Dataset rows for apps and sites:
....

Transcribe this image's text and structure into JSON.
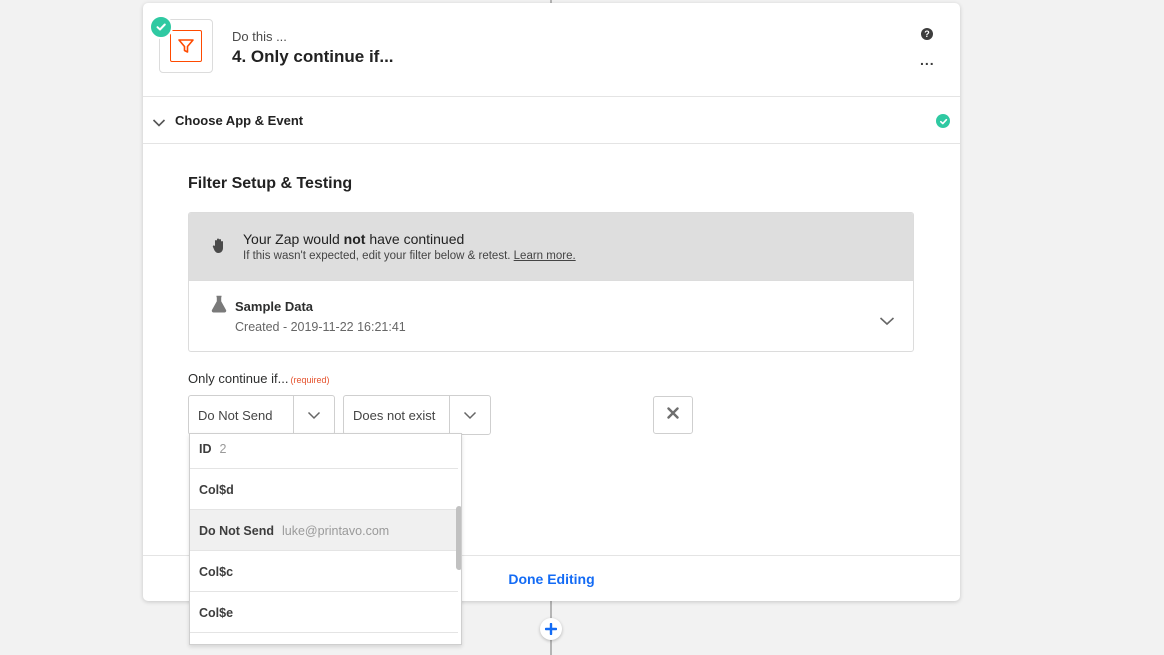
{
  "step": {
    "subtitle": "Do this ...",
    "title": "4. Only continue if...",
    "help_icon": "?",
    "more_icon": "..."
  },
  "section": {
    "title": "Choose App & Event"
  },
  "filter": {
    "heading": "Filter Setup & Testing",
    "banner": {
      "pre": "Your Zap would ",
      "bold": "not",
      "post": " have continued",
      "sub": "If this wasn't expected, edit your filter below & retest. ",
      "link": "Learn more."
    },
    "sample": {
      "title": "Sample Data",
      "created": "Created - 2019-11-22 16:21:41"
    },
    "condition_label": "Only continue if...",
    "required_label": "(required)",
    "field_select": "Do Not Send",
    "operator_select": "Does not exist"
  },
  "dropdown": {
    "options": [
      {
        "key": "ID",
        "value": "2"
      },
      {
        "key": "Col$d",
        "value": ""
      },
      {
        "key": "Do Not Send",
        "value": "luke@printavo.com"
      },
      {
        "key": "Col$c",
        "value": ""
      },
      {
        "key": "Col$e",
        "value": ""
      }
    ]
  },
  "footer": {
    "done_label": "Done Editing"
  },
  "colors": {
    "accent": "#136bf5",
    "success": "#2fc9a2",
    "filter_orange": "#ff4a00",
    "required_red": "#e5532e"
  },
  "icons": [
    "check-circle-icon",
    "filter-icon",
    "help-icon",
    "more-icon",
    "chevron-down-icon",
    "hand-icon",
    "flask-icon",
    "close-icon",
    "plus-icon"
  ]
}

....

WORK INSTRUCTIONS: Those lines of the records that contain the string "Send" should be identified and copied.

REPLY:
    "field_select": "Do Not Send",
        "key": "Do Not Send",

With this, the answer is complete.